● **Task statement**
For each line in the material below that holds "description", copy that line.

● **Dataset**

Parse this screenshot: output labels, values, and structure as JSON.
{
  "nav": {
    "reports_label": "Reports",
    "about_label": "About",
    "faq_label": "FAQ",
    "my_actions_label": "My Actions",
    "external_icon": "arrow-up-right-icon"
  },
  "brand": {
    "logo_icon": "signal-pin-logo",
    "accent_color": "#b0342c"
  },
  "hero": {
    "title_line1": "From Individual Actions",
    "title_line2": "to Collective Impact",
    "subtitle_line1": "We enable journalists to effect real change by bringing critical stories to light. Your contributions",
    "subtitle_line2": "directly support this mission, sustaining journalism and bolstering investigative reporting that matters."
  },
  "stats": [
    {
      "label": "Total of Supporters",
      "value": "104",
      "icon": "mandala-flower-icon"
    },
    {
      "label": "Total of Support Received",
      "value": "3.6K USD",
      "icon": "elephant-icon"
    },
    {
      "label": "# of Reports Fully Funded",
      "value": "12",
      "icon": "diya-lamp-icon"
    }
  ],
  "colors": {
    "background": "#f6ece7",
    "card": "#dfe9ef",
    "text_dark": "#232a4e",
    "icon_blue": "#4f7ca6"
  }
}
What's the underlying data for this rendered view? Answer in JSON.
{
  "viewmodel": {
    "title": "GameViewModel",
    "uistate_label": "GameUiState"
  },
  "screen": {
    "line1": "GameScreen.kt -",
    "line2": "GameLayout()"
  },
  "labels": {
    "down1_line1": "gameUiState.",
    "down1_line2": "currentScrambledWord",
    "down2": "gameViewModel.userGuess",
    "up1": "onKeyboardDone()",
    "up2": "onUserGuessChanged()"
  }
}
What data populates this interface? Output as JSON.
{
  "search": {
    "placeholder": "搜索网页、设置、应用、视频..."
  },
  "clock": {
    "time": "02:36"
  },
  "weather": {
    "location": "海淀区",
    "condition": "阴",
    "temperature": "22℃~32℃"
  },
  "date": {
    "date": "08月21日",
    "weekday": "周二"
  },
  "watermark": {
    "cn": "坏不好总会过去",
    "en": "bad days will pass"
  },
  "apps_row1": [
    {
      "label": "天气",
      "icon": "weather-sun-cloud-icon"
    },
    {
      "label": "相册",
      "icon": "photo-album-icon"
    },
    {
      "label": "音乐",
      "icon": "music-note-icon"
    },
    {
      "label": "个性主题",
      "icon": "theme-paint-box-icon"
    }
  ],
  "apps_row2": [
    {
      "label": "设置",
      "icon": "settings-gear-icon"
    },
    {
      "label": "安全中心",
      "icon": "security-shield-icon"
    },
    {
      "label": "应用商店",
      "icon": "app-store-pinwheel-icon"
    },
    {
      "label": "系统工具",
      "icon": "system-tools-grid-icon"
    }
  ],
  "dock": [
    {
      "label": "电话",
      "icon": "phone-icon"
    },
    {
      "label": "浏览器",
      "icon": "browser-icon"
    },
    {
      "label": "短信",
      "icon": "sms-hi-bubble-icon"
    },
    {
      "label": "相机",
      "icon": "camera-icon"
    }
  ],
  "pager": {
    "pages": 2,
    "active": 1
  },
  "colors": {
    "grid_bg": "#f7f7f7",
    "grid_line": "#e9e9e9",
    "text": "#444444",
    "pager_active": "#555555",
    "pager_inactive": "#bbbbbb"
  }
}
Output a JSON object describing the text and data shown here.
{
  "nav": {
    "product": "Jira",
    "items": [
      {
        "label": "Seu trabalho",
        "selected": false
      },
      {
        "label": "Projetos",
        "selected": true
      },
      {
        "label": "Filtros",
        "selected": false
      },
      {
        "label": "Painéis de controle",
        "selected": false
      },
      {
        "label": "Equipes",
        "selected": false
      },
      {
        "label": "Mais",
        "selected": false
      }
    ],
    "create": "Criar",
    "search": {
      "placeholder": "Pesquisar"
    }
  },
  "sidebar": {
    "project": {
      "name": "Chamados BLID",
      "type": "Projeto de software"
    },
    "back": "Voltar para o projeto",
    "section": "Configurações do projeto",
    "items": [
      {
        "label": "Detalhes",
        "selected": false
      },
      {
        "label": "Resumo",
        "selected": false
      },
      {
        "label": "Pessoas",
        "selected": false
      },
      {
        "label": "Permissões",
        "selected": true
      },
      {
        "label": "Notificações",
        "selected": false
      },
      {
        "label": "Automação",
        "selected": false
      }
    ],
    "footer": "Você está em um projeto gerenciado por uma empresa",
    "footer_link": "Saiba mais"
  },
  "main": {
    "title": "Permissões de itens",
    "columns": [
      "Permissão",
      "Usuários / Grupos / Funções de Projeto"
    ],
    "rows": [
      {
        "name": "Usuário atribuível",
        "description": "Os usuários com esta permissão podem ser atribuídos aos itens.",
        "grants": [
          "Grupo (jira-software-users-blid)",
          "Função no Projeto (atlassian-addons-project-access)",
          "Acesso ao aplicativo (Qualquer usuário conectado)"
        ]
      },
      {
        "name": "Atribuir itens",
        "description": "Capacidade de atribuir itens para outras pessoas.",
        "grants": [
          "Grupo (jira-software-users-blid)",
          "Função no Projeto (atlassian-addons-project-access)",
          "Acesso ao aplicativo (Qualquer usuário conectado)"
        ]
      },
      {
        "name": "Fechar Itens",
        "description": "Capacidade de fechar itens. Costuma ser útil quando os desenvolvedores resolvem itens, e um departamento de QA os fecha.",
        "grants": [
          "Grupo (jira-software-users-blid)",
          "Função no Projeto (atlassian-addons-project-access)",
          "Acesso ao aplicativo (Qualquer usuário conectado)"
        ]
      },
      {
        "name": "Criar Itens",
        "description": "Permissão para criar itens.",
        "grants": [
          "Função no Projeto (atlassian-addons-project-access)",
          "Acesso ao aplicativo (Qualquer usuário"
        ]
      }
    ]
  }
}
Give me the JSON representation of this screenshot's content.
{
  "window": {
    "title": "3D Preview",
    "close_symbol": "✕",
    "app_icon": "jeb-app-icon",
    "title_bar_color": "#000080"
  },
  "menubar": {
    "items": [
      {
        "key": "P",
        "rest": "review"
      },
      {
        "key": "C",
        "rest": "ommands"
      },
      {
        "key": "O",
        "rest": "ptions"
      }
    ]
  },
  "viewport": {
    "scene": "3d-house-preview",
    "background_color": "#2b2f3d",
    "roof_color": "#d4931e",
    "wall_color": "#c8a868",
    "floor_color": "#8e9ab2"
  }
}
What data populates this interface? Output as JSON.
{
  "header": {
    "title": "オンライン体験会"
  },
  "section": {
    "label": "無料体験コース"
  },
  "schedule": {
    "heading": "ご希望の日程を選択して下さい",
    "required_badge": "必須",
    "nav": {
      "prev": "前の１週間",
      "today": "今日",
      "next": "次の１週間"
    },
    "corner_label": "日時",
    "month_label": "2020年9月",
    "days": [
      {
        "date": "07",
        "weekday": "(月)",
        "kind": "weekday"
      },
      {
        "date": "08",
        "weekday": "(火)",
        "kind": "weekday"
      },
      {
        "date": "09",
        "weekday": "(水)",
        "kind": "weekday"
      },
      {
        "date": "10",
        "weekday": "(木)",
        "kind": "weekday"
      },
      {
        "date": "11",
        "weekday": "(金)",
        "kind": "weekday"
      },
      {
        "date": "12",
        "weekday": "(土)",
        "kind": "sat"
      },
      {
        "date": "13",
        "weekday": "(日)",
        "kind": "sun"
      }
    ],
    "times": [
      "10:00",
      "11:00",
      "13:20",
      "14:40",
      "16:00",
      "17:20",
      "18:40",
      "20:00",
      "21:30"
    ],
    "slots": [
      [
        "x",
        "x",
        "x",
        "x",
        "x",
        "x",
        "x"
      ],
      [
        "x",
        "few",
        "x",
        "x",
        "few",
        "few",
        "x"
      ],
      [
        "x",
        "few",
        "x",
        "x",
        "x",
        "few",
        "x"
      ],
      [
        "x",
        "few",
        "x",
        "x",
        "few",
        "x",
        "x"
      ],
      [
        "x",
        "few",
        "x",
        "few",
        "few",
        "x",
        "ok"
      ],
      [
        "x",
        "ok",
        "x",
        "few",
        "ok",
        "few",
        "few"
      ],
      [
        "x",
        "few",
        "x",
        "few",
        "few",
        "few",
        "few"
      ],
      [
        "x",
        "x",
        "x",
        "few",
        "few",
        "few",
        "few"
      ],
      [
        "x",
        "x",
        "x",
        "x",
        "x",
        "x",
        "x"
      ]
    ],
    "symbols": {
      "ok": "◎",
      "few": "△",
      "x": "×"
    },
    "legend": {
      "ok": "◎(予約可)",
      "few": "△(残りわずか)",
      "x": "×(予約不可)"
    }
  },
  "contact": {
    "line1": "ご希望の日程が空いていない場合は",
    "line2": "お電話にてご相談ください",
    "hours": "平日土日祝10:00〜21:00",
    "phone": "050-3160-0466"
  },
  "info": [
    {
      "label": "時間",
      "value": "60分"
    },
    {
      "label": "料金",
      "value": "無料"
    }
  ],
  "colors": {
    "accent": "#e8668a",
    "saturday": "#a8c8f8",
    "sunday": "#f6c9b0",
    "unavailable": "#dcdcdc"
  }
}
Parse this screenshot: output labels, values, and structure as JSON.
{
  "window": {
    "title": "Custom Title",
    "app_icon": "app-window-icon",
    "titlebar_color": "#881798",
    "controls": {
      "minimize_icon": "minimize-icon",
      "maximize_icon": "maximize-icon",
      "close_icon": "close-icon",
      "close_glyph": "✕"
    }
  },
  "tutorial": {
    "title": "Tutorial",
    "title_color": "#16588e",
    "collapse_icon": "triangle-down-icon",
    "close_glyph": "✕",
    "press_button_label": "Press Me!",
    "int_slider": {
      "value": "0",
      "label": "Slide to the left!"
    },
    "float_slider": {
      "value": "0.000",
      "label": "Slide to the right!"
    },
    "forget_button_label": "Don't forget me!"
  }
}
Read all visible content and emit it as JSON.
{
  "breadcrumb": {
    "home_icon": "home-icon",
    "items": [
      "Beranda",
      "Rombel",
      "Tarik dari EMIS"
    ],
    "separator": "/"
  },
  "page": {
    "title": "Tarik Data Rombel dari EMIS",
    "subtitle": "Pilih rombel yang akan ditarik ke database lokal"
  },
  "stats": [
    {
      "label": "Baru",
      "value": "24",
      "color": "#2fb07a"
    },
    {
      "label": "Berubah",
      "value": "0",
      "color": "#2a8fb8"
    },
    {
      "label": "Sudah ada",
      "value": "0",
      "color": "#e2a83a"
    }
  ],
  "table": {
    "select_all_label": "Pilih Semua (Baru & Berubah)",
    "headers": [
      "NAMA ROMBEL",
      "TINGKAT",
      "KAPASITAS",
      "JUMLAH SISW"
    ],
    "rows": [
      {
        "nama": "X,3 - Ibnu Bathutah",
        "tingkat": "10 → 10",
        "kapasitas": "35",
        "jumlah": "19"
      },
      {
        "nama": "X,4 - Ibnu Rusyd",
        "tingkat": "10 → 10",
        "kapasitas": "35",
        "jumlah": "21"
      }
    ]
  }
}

● **Answer to the problem**
        "description": "Os usuários com esta permissão podem ser atribuídos aos itens.",
        "description": "Capacidade de atribuir itens para outras pessoas.",
        "description": "Capacidade de fechar itens. Costuma ser útil quando os desenvolvedores resolvem itens, e um departamento de QA os fecha.",
        "description": "Permissão para criar itens.",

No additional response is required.